§ **What the task requires**
For this exercise, repeat the records below exactly and omit every picture.

Extracted records:
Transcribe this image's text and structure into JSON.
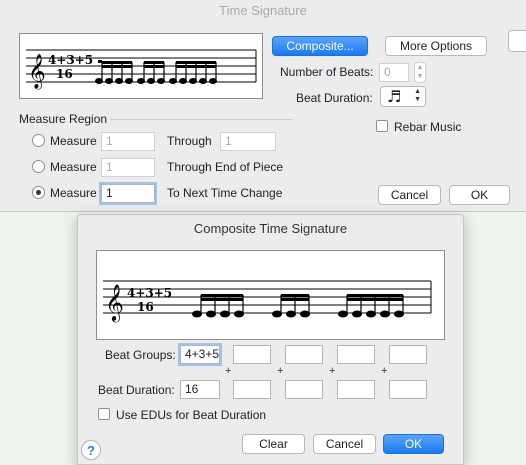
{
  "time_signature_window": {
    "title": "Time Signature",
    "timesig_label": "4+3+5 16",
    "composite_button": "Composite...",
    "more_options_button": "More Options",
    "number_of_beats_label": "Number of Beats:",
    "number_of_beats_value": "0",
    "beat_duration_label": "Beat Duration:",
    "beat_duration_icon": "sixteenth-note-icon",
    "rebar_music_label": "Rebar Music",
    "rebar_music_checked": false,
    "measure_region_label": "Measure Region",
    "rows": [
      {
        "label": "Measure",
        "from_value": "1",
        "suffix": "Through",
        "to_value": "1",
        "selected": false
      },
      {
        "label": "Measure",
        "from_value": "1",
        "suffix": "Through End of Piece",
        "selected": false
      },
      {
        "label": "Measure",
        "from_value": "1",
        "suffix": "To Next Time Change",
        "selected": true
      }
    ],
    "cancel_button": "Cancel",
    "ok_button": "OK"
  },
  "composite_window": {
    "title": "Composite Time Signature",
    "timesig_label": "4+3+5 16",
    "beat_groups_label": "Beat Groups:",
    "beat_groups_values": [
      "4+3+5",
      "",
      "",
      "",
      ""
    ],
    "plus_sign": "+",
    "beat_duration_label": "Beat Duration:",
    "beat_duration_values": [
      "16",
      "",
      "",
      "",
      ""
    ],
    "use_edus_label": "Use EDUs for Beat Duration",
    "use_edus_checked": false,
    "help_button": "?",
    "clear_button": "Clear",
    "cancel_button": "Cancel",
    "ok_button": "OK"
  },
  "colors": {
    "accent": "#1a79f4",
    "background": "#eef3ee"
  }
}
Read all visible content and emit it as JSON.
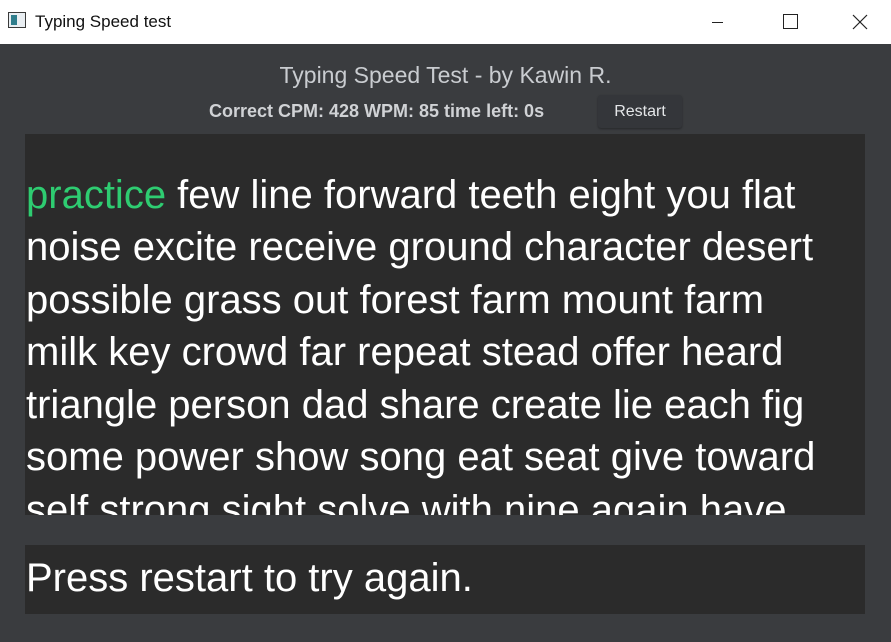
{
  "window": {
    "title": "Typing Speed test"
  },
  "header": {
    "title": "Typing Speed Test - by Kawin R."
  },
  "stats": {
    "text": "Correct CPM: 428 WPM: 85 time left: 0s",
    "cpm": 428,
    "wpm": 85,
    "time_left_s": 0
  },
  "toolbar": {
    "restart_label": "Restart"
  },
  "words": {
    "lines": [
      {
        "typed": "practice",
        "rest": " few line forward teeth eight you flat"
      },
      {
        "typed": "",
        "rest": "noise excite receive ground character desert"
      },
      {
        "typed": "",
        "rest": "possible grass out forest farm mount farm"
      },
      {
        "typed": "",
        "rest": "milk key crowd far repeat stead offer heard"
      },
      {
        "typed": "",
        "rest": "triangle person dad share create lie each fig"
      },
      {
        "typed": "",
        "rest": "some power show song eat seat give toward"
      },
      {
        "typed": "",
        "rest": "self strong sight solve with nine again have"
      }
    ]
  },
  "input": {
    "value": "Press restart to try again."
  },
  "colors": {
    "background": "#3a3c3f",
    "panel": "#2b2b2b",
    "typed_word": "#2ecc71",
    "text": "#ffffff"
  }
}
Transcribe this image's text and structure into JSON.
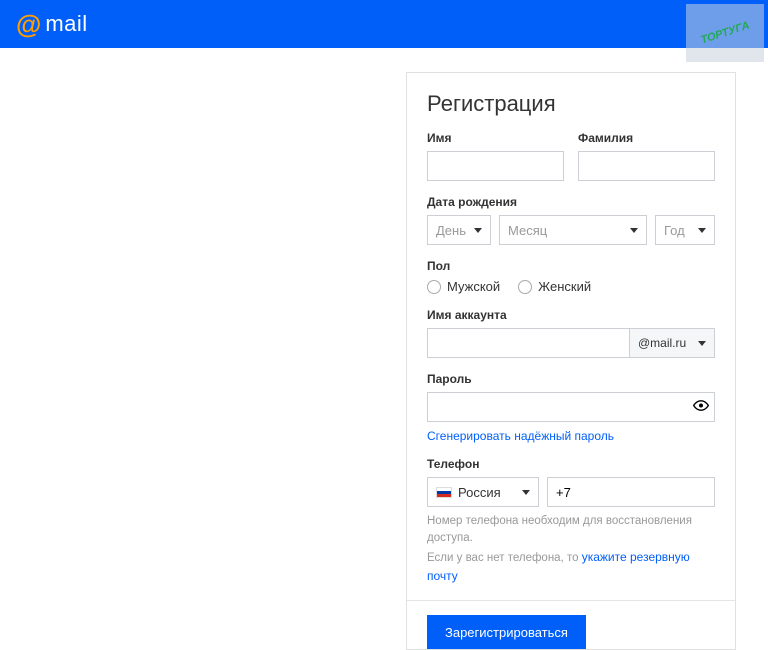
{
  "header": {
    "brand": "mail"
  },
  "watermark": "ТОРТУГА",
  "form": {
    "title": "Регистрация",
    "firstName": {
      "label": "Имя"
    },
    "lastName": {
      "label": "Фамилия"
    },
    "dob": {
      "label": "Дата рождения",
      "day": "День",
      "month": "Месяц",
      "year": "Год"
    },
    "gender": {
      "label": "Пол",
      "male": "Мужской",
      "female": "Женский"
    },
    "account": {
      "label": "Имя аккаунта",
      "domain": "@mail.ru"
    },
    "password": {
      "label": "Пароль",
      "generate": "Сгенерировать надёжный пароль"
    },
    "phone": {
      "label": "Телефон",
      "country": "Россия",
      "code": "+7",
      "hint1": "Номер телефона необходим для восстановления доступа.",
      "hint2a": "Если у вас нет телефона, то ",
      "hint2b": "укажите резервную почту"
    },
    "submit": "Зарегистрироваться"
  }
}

§ **Your solution**
Transcribe this image's text and structure into JSON.
{
  "time_signature_window": {
    "title": "Time Signature",
    "timesig_label": "4+3+5 16",
    "composite_button": "Composite...",
    "more_options_button": "More Options",
    "number_of_beats_label": "Number of Beats:",
    "number_of_beats_value": "0",
    "beat_duration_label": "Beat Duration:",
    "beat_duration_icon": "sixteenth-note-icon",
    "rebar_music_label": "Rebar Music",
    "rebar_music_checked": false,
    "measure_region_label": "Measure Region",
    "rows": [
      {
        "label": "Measure",
        "from_value": "1",
        "suffix": "Through",
        "to_value": "1",
        "selected": false
      },
      {
        "label": "Measure",
        "from_value": "1",
        "suffix": "Through End of Piece",
        "selected": false
      },
      {
        "label": "Measure",
        "from_value": "1",
        "suffix": "To Next Time Change",
        "selected": true
      }
    ],
    "cancel_button": "Cancel",
    "ok_button": "OK"
  },
  "composite_window": {
    "title": "Composite Time Signature",
    "timesig_label": "4+3+5 16",
    "beat_groups_label": "Beat Groups:",
    "beat_groups_values": [
      "4+3+5",
      "",
      "",
      "",
      ""
    ],
    "plus_sign": "+",
    "beat_duration_label": "Beat Duration:",
    "beat_duration_values": [
      "16",
      "",
      "",
      "",
      ""
    ],
    "use_edus_label": "Use EDUs for Beat Duration",
    "use_edus_checked": false,
    "help_button": "?",
    "clear_button": "Clear",
    "cancel_button": "Cancel",
    "ok_button": "OK"
  },
  "colors": {
    "accent": "#1a79f4",
    "background": "#eef3ee"
  }
}
Read all visible content and emit it as JSON.
{
  "window": {
    "title": "Typing Speed test"
  },
  "header": {
    "title": "Typing Speed Test - by Kawin R."
  },
  "stats": {
    "text": "Correct CPM: 428 WPM: 85 time left: 0s",
    "cpm": 428,
    "wpm": 85,
    "time_left_s": 0
  },
  "toolbar": {
    "restart_label": "Restart"
  },
  "words": {
    "lines": [
      {
        "typed": "practice",
        "rest": " few line forward teeth eight you flat"
      },
      {
        "typed": "",
        "rest": "noise excite receive ground character desert"
      },
      {
        "typed": "",
        "rest": "possible grass out forest farm mount farm"
      },
      {
        "typed": "",
        "rest": "milk key crowd far repeat stead offer heard"
      },
      {
        "typed": "",
        "rest": "triangle person dad share create lie each fig"
      },
      {
        "typed": "",
        "rest": "some power show song eat seat give toward"
      },
      {
        "typed": "",
        "rest": "self strong sight solve with nine again have"
      }
    ]
  },
  "input": {
    "value": "Press restart to try again."
  },
  "colors": {
    "background": "#3a3c3f",
    "panel": "#2b2b2b",
    "typed_word": "#2ecc71",
    "text": "#ffffff"
  }
}
Transcribe this image's text and structure into JSON.
{
  "header": {
    "brand": "mail"
  },
  "watermark": "ТОРТУГА",
  "form": {
    "title": "Регистрация",
    "firstName": {
      "label": "Имя"
    },
    "lastName": {
      "label": "Фамилия"
    },
    "dob": {
      "label": "Дата рождения",
      "day": "День",
      "month": "Месяц",
      "year": "Год"
    },
    "gender": {
      "label": "Пол",
      "male": "Мужской",
      "female": "Женский"
    },
    "account": {
      "label": "Имя аккаунта",
      "domain": "@mail.ru"
    },
    "password": {
      "label": "Пароль",
      "generate": "Сгенерировать надёжный пароль"
    },
    "phone": {
      "label": "Телефон",
      "country": "Россия",
      "code": "+7",
      "hint1": "Номер телефона необходим для восстановления доступа.",
      "hint2a": "Если у вас нет телефона, то ",
      "hint2b": "укажите резервную почту"
    },
    "submit": "Зарегистрироваться"
  }
}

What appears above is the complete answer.